• **TASK INSTRUCTIONS**: Print all of the entries exactly, minus the pictures.

[[ SUPPLIED MATERIAL open ]]

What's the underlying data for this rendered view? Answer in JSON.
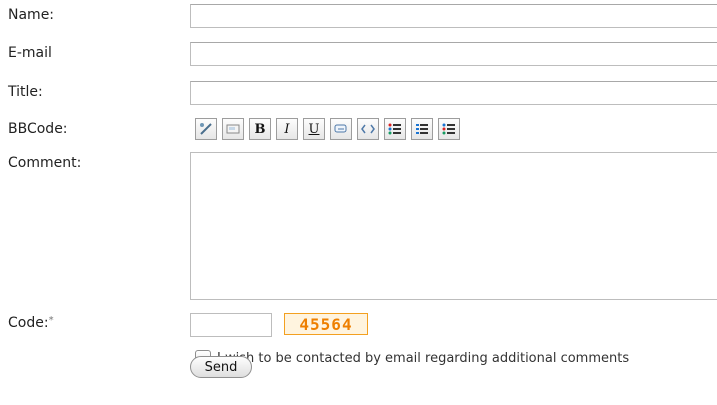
{
  "labels": {
    "name": "Name:",
    "email": "E-mail",
    "title": "Title:",
    "bbcode": "BBCode:",
    "comment": "Comment:",
    "code": "Code:",
    "code_required": "*"
  },
  "inputs": {
    "name": "",
    "email": "",
    "title": "",
    "comment": "",
    "code": ""
  },
  "toolbar_buttons": [
    {
      "icon": "link-icon"
    },
    {
      "icon": "image-icon"
    },
    {
      "icon": "bold-icon",
      "text": "B"
    },
    {
      "icon": "italic-icon",
      "text": "I"
    },
    {
      "icon": "underline-icon",
      "text": "U"
    },
    {
      "icon": "quote-icon"
    },
    {
      "icon": "code-icon"
    },
    {
      "icon": "bullet-list-icon"
    },
    {
      "icon": "numbered-list-icon"
    },
    {
      "icon": "list-icon"
    }
  ],
  "captcha_text": "45564",
  "checkbox_label": "I wish to be contacted by email regarding additional comments",
  "send_label": "Send"
}
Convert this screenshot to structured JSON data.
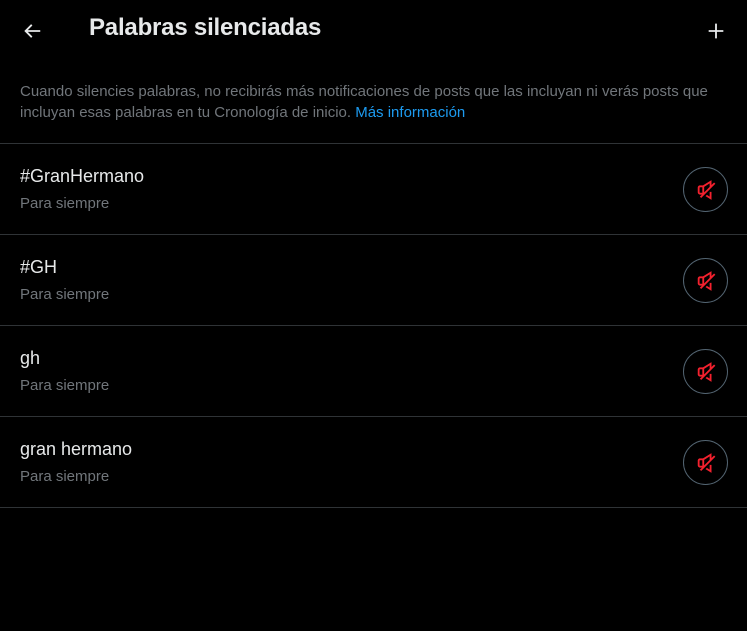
{
  "header": {
    "back_icon": "arrow-left-icon",
    "title": "Palabras silenciadas",
    "add_icon": "plus-icon"
  },
  "description": {
    "text": "Cuando silencies palabras, no recibirás más notificaciones de posts que las incluyan ni verás posts que incluyan esas palabras en tu Cronología de inicio.",
    "link": "Más información"
  },
  "muted_words": [
    {
      "word": "#GranHermano",
      "duration": "Para siempre"
    },
    {
      "word": "#GH",
      "duration": "Para siempre"
    },
    {
      "word": "gh",
      "duration": "Para siempre"
    },
    {
      "word": "gran hermano",
      "duration": "Para siempre"
    }
  ],
  "unmute_icon": "muted-speaker-icon",
  "colors": {
    "background": "#000000",
    "primary_text": "#e7e9ea",
    "secondary_text": "#71767b",
    "link": "#1d9bf0",
    "divider": "#2f3336",
    "muted_icon": "#f4212e"
  }
}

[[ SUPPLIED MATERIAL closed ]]

• **TASK RESPONSE**:
What's the underlying data for this rendered view? Answer in JSON.
{
  "labels": {
    "name": "Name:",
    "email": "E-mail",
    "title": "Title:",
    "bbcode": "BBCode:",
    "comment": "Comment:",
    "code": "Code:",
    "code_required": "*"
  },
  "inputs": {
    "name": "",
    "email": "",
    "title": "",
    "comment": "",
    "code": ""
  },
  "toolbar_buttons": [
    {
      "icon": "link-icon"
    },
    {
      "icon": "image-icon"
    },
    {
      "icon": "bold-icon",
      "text": "B"
    },
    {
      "icon": "italic-icon",
      "text": "I"
    },
    {
      "icon": "underline-icon",
      "text": "U"
    },
    {
      "icon": "quote-icon"
    },
    {
      "icon": "code-icon"
    },
    {
      "icon": "bullet-list-icon"
    },
    {
      "icon": "numbered-list-icon"
    },
    {
      "icon": "list-icon"
    }
  ],
  "captcha_text": "45564",
  "checkbox_label": "I wish to be contacted by email regarding additional comments",
  "send_label": "Send"
}
Convert this screenshot to structured JSON data.
{
  "header": {
    "back_icon": "arrow-left-icon",
    "title": "Palabras silenciadas",
    "add_icon": "plus-icon"
  },
  "description": {
    "text": "Cuando silencies palabras, no recibirás más notificaciones de posts que las incluyan ni verás posts que incluyan esas palabras en tu Cronología de inicio.",
    "link": "Más información"
  },
  "muted_words": [
    {
      "word": "#GranHermano",
      "duration": "Para siempre"
    },
    {
      "word": "#GH",
      "duration": "Para siempre"
    },
    {
      "word": "gh",
      "duration": "Para siempre"
    },
    {
      "word": "gran hermano",
      "duration": "Para siempre"
    }
  ],
  "unmute_icon": "muted-speaker-icon",
  "colors": {
    "background": "#000000",
    "primary_text": "#e7e9ea",
    "secondary_text": "#71767b",
    "link": "#1d9bf0",
    "divider": "#2f3336",
    "muted_icon": "#f4212e"
  }
}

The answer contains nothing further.